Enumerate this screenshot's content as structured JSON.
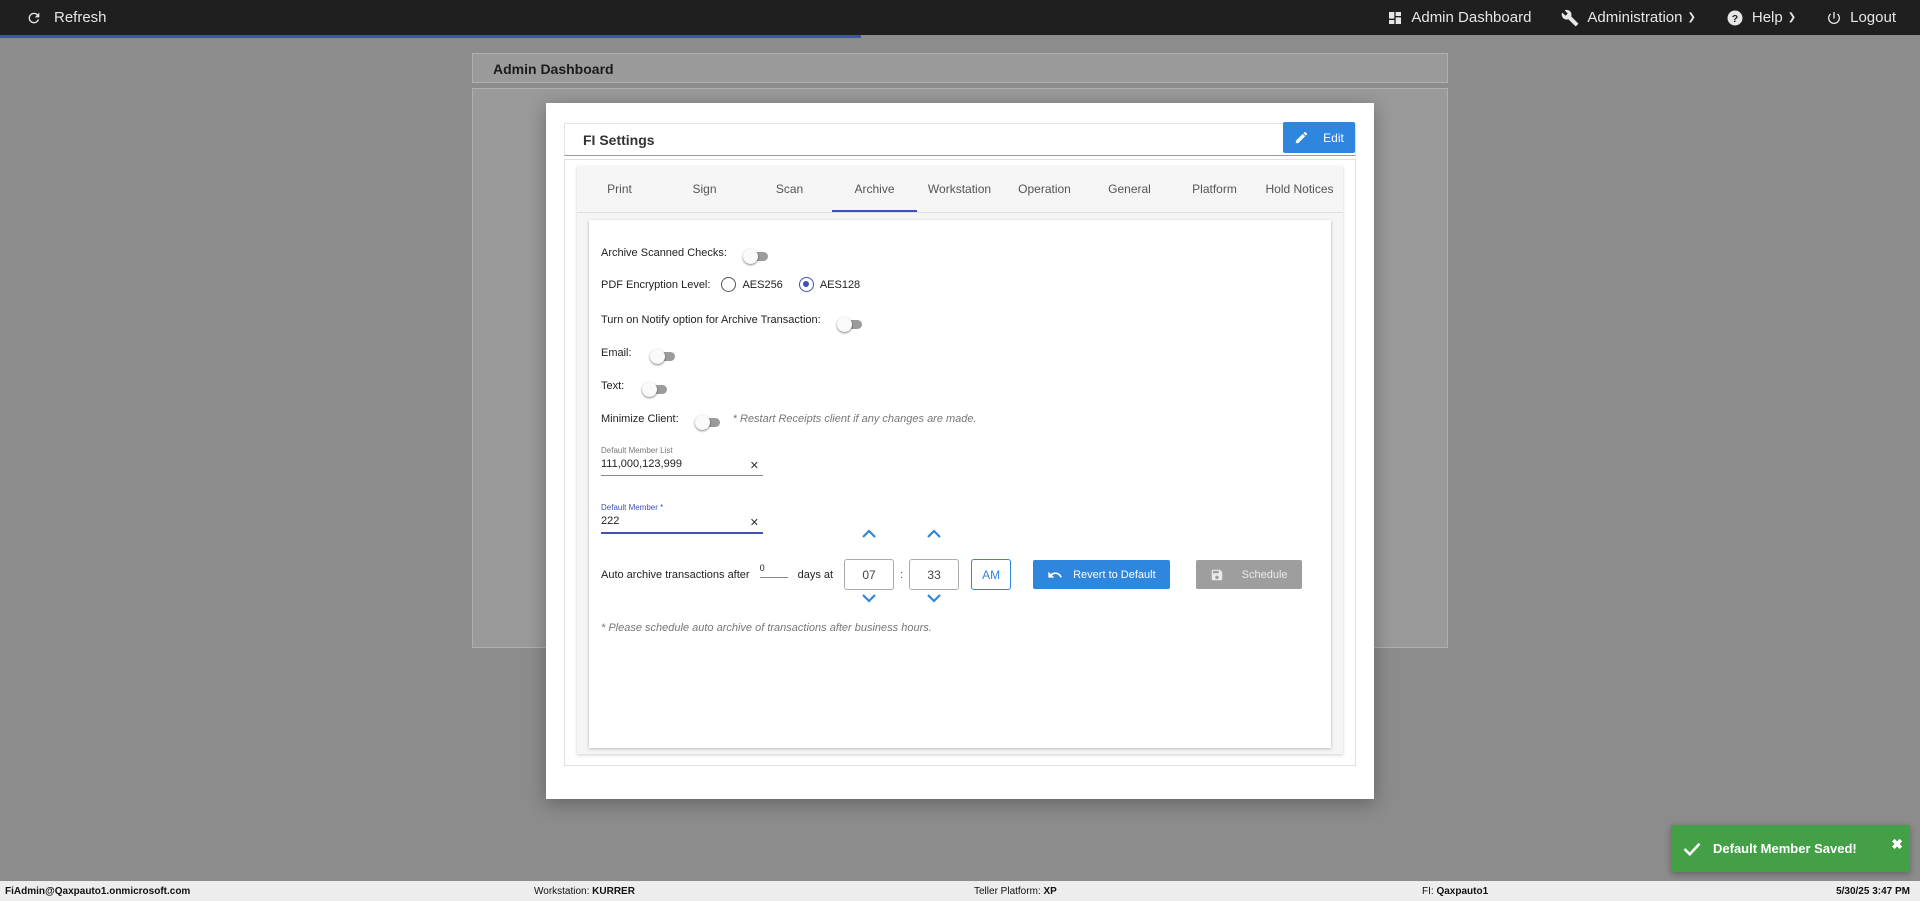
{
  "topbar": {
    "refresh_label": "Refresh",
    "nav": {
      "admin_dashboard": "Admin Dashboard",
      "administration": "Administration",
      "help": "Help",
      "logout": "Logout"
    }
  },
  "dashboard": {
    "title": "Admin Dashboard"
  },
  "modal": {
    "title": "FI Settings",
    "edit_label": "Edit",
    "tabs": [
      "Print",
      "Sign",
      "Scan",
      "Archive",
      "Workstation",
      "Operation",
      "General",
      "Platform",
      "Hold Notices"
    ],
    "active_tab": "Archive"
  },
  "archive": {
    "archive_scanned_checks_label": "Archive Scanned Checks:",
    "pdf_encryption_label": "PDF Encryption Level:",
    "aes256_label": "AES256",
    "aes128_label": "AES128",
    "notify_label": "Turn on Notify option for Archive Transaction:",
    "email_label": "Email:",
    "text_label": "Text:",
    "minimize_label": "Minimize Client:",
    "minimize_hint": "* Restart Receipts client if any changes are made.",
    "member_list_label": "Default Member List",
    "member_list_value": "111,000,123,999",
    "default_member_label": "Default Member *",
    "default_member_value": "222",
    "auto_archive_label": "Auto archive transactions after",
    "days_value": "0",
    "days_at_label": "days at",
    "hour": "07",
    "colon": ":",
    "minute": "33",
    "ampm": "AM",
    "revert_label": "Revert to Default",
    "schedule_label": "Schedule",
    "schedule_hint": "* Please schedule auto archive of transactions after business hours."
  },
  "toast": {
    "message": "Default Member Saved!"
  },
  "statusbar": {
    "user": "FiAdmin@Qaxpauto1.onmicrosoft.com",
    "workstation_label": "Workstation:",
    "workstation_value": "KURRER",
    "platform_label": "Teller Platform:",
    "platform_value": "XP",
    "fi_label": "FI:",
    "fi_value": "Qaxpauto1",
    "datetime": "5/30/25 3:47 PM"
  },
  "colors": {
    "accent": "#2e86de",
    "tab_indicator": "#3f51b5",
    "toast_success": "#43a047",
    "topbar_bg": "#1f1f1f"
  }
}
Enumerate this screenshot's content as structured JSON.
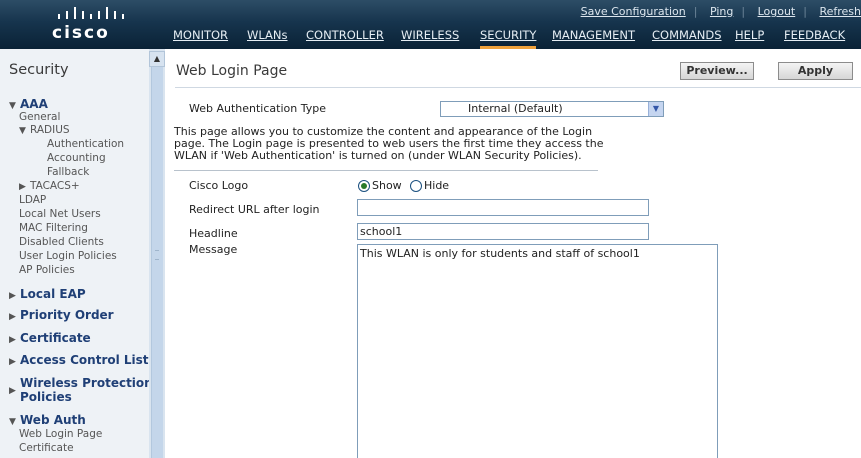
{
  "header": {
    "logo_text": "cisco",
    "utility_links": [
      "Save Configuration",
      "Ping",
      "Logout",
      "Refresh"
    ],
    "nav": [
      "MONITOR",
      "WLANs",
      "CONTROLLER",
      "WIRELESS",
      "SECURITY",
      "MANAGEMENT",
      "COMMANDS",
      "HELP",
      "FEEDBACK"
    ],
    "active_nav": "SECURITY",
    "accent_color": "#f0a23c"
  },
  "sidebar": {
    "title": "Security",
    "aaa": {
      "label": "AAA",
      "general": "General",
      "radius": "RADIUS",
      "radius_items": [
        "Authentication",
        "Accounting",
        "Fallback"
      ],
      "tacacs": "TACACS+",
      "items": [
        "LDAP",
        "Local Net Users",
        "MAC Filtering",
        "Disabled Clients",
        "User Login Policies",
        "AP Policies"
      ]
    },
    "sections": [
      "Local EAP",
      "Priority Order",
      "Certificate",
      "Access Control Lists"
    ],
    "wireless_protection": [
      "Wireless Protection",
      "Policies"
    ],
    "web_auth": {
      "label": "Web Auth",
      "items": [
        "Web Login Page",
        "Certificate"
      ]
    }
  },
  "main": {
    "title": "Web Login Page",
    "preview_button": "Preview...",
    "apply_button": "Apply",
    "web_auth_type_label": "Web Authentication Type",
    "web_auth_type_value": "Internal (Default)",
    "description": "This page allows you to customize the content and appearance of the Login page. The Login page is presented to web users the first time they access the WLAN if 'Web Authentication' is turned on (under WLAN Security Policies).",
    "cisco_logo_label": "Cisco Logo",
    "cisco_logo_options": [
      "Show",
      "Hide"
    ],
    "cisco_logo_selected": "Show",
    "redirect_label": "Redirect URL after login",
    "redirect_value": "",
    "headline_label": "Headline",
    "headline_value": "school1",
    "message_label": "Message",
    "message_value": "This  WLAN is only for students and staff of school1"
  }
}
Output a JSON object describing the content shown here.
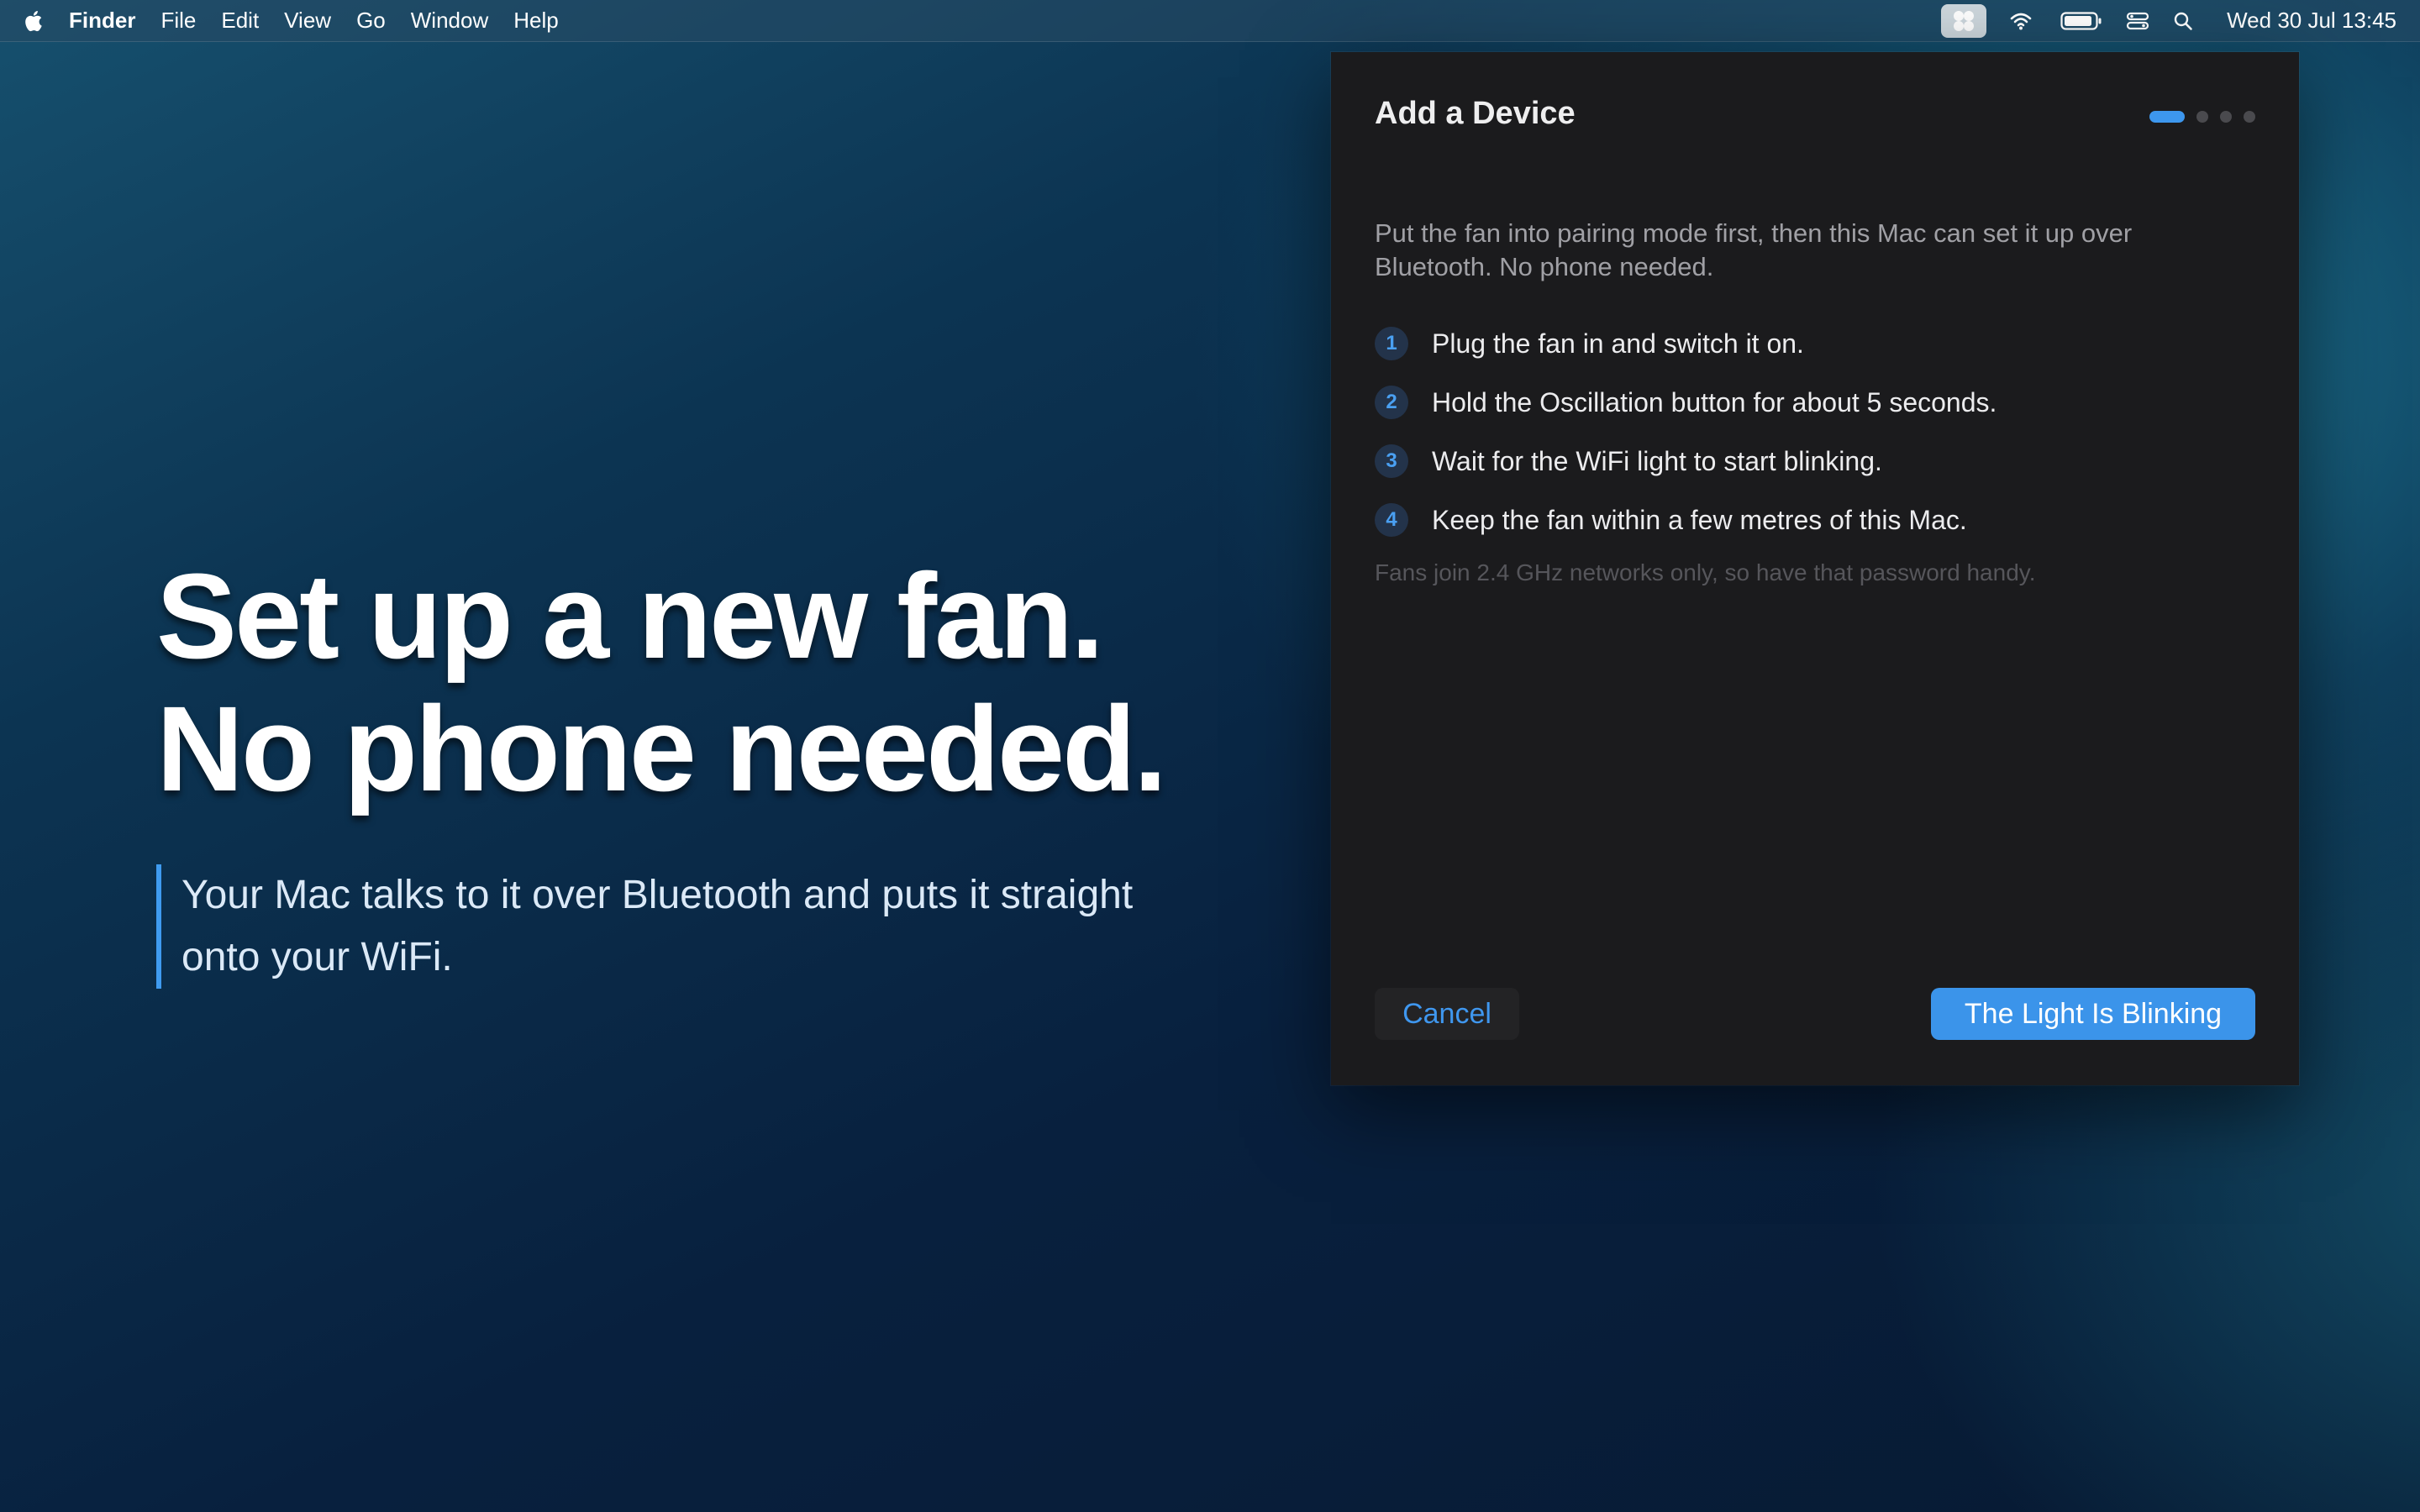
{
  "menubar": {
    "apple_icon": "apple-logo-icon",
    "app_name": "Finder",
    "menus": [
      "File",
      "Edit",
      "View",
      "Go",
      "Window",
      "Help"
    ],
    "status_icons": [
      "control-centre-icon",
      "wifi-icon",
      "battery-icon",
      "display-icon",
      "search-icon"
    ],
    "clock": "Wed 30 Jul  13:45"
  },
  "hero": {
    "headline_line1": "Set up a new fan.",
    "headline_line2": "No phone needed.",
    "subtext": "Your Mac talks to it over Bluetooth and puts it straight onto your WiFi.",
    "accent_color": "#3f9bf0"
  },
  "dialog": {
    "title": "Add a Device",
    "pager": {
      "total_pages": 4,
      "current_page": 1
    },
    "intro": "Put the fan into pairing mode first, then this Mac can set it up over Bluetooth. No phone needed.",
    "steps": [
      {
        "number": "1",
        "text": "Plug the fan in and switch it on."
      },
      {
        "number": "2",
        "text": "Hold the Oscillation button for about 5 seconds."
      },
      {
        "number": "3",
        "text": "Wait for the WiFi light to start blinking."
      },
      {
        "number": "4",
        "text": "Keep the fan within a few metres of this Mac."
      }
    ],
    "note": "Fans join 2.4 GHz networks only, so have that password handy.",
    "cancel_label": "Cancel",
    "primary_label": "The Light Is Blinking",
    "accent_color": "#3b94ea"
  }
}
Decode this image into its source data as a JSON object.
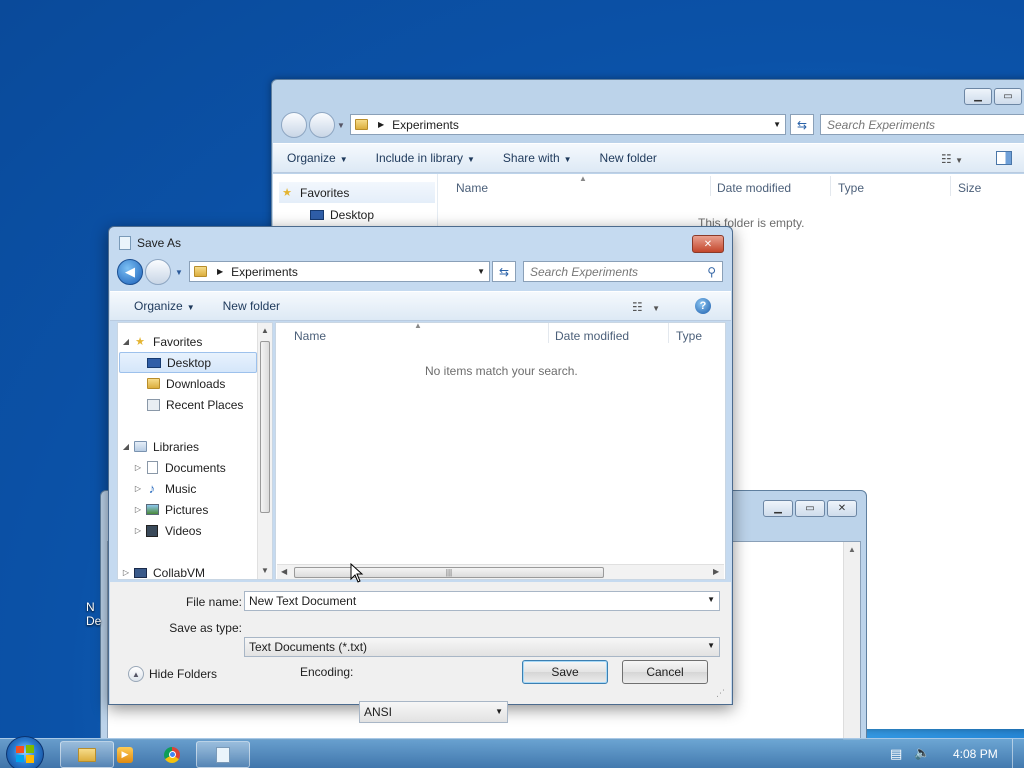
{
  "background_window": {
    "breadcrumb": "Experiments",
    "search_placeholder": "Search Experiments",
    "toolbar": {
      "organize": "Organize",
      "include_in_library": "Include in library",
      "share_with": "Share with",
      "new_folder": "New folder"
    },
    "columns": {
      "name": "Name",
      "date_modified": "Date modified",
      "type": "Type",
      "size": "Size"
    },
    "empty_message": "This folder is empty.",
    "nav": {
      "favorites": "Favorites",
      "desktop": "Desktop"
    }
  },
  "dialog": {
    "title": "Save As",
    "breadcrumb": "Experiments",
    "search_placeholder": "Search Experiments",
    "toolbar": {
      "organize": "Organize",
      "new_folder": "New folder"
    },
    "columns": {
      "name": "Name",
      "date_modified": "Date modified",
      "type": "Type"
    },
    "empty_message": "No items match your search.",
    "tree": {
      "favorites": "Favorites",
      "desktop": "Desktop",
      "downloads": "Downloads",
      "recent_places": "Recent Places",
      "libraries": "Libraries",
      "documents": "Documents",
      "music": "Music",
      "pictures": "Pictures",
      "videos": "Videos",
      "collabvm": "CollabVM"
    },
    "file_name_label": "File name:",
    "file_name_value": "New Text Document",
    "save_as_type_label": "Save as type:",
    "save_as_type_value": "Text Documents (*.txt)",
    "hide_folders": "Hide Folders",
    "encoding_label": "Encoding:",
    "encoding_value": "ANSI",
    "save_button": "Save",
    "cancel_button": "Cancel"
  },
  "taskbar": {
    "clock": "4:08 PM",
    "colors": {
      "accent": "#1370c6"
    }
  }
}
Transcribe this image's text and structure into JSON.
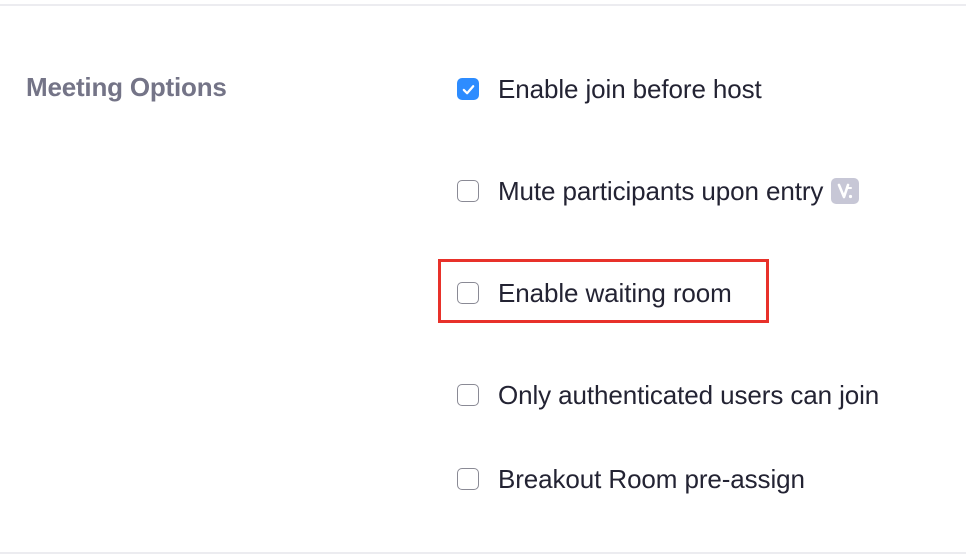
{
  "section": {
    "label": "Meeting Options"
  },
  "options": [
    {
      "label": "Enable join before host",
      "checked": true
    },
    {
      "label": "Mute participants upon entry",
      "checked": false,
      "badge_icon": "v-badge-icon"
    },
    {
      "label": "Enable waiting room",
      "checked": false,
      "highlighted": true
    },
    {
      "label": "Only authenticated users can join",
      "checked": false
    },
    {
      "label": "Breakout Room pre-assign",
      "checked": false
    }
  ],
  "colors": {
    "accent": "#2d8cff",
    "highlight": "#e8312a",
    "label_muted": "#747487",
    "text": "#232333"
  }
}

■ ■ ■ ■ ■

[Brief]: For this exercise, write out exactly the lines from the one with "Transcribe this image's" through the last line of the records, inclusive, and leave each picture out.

[The answer]:
Transcribe this image's text and structure into JSON.
{
  "section": {
    "label": "Meeting Options"
  },
  "options": [
    {
      "label": "Enable join before host",
      "checked": true
    },
    {
      "label": "Mute participants upon entry",
      "checked": false,
      "badge_icon": "v-badge-icon"
    },
    {
      "label": "Enable waiting room",
      "checked": false,
      "highlighted": true
    },
    {
      "label": "Only authenticated users can join",
      "checked": false
    },
    {
      "label": "Breakout Room pre-assign",
      "checked": false
    }
  ],
  "colors": {
    "accent": "#2d8cff",
    "highlight": "#e8312a",
    "label_muted": "#747487",
    "text": "#232333"
  }
}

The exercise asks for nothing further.